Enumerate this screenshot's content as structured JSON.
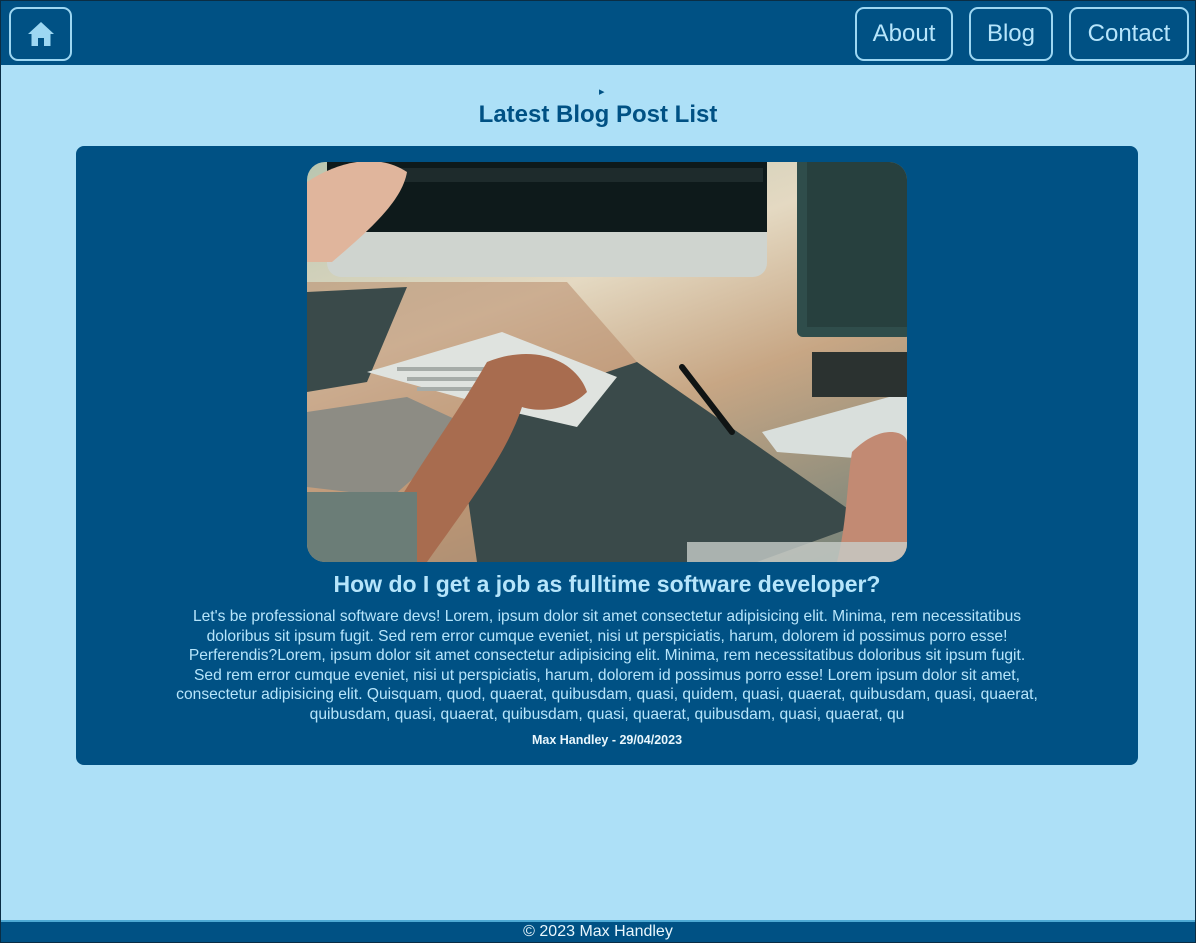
{
  "nav": {
    "home_icon": "home-icon",
    "about_label": "About",
    "blog_label": "Blog",
    "contact_label": "Contact"
  },
  "main": {
    "toggle_glyph": "▸",
    "title": "Latest Blog Post List"
  },
  "post": {
    "title": "How do I get a job as fulltime software developer?",
    "body": "Let's be professional software devs! Lorem, ipsum dolor sit amet consectetur adipisicing elit. Minima, rem necessitatibus doloribus sit ipsum fugit. Sed rem error cumque eveniet, nisi ut perspiciatis, harum, dolorem id possimus porro esse! Perferendis?Lorem, ipsum dolor sit amet consectetur adipisicing elit. Minima, rem necessitatibus doloribus sit ipsum fugit. Sed rem error cumque eveniet, nisi ut perspiciatis, harum, dolorem id possimus porro esse! Lorem ipsum dolor sit amet, consectetur adipisicing elit. Quisquam, quod, quaerat, quibusdam, quasi, quidem, quasi, quaerat, quibusdam, quasi, quaerat, quibusdam, quasi, quaerat, quibusdam, quasi, quaerat, quibusdam, quasi, quaerat, qu",
    "meta": "Max Handley - 29/04/2023"
  },
  "footer": {
    "text": "© 2023 Max Handley"
  },
  "colors": {
    "navy": "#005184",
    "light_blue": "#ade0f7",
    "text_light": "#b6e5fb"
  }
}
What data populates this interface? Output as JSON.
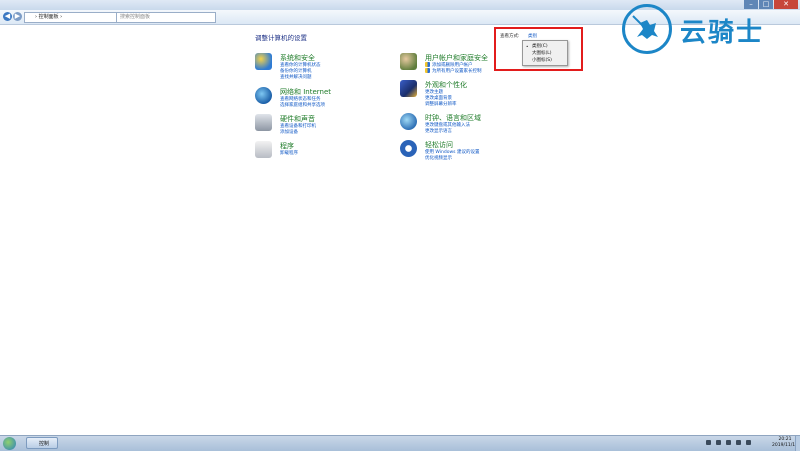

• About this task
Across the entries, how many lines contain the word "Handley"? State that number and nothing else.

• Your response
2